The injury for Card & Party went beyond the loss of Rubie’s sales, it argues. The complaint alleges that after being deauthorized from selling Rubie’s costumes, “Card & Party [had] to forgo numerous sales on the Amazon Marketplace, which would have led to higher ratings, an increase in customer reviews, and a better fulfillment rate.” These metrics affect the algorithm that determines which sellers feature higher up in product searches. The attorneys argue that Amazon is an “essential facility,” for online costume retailers, and without equal access, Card & Party cannot compete and will have trouble surviving.

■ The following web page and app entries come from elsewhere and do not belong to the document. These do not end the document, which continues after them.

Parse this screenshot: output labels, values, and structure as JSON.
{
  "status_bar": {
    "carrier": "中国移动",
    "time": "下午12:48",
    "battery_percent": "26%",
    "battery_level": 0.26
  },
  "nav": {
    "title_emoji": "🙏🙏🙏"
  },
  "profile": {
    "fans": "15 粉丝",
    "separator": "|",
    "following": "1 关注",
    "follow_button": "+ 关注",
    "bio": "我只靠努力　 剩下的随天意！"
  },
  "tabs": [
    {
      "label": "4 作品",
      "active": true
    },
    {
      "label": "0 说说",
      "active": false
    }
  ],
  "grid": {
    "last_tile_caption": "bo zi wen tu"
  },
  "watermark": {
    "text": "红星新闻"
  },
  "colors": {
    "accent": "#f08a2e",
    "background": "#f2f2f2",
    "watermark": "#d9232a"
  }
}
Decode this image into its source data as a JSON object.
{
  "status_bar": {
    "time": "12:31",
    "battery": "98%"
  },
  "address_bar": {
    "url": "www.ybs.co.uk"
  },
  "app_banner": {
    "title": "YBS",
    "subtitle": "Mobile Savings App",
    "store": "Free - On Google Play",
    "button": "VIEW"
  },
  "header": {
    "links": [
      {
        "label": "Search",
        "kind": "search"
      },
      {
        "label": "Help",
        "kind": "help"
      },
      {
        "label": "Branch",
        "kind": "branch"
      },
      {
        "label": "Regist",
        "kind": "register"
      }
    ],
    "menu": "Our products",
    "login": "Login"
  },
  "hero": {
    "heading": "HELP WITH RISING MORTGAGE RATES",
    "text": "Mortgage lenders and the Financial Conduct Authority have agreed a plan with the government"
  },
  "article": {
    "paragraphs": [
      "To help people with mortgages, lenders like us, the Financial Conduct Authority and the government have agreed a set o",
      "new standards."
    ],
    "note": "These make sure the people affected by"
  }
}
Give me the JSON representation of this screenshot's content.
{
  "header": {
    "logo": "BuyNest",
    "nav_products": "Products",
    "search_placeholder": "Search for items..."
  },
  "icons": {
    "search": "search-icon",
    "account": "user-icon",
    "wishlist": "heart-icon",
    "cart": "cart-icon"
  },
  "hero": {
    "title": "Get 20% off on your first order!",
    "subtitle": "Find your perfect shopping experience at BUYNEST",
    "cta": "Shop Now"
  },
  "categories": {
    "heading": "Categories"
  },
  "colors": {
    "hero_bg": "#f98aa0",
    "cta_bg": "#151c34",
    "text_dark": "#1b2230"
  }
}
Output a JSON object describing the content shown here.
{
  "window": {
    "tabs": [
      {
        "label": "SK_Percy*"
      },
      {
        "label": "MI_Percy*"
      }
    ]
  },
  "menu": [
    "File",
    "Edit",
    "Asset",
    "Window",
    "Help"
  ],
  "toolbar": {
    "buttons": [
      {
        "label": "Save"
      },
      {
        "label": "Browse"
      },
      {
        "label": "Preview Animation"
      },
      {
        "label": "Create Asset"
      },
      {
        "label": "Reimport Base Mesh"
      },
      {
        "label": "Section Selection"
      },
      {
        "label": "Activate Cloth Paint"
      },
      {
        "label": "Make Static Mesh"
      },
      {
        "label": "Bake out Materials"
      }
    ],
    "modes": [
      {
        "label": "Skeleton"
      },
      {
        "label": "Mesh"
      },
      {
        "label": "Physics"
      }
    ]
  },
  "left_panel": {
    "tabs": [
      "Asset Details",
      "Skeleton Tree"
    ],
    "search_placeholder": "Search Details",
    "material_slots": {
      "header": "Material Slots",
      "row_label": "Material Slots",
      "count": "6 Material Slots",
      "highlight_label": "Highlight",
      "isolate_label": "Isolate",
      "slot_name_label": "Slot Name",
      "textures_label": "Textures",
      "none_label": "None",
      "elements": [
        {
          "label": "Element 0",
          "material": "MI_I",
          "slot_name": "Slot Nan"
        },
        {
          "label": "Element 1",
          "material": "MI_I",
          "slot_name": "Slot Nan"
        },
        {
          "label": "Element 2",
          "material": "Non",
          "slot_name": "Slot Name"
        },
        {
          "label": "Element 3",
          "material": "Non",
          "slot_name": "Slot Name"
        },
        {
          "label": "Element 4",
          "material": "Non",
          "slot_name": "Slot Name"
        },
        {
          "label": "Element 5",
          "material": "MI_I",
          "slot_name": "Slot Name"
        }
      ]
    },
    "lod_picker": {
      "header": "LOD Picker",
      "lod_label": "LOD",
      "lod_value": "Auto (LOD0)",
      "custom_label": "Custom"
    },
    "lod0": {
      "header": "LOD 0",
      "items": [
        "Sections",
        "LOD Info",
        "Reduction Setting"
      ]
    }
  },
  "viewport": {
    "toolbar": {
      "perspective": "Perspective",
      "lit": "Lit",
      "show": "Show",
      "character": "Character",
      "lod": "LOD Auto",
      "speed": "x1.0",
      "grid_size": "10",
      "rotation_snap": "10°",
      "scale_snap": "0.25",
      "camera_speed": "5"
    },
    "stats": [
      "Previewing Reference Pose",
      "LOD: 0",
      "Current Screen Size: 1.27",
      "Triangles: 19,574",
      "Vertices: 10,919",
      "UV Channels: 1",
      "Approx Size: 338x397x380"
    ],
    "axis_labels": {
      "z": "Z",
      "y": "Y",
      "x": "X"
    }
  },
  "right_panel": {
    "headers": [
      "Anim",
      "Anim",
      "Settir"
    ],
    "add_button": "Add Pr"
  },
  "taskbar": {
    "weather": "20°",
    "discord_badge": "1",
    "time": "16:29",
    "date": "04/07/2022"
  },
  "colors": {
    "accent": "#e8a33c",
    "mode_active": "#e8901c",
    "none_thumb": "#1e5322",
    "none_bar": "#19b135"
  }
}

In June, the Federal Trade Commission (FTC) opened an antitrust investigation into Amazon’s business practices—including the Amazon-Apple deal that removed thousands of independent Apple vendors and refurbishers from Amazon, according to the Verge. An investigation into how Amazon Brand Registry has been used to kill small business could be used as evidence of anti-competitive behavior if the FTC decides to sue, said Christopher Sagers, a law professor and antitrust expert at Cleveland State University.

To be clear, Amazon is not culpable in this particular lawsuit. But this case could foreshadow an influx of similar litigation. “You’re going to see more and more retailers suing Amazon or suing other retailers for stuff that happens on Amazon because their businesses are being killed,” said Sagers. “These courts are going to have to spend the next 10 years figuring out what limits the law puts on that.”

Sagers said that Card & Party will likely lose the case because he believes a court will find the company lacks sufficient evidence to show that its business has been harmed by Rubie’s. Rubie’s did not respond to a request for comment.

Nonetheless, he says this “traditional dispute between manufacturers and retailers” is important. “The presence of Amazon...makes this otherwise mundane lawsuit look more significant. The manufacturer here is able to squash a disfavored retailer in ways that it might otherwise not do.”